_Your task_
For the entries below, report every line that includes the word "model".

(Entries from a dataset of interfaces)
---*---
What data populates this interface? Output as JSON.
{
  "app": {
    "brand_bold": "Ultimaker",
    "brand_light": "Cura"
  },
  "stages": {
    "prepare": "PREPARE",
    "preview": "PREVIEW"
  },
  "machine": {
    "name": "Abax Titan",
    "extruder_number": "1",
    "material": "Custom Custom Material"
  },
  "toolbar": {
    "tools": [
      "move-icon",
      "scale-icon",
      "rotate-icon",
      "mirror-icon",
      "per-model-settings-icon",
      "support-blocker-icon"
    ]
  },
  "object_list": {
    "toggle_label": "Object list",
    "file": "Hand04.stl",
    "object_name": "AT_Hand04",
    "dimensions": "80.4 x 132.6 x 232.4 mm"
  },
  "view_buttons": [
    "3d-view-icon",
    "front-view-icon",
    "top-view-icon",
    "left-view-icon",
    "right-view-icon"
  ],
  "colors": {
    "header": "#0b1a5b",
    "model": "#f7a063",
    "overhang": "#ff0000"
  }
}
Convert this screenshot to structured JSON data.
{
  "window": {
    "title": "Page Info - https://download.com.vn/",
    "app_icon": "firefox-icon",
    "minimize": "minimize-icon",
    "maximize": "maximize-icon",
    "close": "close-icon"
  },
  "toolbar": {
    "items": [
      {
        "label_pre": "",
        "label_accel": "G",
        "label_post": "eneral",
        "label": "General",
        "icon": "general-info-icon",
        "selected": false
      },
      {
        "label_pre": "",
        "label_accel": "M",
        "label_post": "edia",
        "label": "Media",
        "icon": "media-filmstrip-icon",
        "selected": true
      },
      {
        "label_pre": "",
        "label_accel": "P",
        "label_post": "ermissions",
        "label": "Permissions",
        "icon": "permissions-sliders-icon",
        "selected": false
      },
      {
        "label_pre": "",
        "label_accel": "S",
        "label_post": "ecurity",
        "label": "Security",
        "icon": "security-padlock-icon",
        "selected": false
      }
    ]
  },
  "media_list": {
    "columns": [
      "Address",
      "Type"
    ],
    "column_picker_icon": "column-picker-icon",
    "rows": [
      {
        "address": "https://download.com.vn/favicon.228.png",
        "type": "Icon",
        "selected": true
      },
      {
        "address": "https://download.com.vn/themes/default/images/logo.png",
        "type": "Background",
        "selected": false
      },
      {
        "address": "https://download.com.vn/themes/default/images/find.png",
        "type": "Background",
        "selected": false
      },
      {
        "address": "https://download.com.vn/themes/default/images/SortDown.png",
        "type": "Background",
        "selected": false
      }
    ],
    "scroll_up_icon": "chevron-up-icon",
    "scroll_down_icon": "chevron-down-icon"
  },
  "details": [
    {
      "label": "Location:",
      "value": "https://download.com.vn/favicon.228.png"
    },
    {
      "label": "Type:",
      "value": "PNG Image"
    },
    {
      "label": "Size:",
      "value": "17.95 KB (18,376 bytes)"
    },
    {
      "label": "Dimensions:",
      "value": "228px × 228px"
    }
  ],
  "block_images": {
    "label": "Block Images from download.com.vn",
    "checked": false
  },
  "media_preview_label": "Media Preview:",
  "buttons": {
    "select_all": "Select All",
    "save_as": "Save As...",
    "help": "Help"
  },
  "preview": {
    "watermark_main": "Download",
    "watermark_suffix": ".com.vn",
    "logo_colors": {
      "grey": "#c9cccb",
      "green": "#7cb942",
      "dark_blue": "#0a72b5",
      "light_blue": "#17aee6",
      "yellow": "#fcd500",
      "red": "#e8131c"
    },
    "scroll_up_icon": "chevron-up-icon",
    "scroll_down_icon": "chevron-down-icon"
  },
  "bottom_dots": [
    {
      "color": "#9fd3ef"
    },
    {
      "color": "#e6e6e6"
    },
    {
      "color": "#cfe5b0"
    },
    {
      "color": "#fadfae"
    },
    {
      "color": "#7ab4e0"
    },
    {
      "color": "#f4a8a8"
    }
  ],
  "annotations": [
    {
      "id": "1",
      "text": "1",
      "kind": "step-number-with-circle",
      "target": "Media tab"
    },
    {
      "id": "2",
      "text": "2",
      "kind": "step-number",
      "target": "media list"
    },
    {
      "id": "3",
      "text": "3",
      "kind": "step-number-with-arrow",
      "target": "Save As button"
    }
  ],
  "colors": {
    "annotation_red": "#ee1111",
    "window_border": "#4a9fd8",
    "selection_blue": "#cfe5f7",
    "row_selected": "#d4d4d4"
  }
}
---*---
_Solution for this exercise_
      "per-model-settings-icon",
    "model": "#f7a063",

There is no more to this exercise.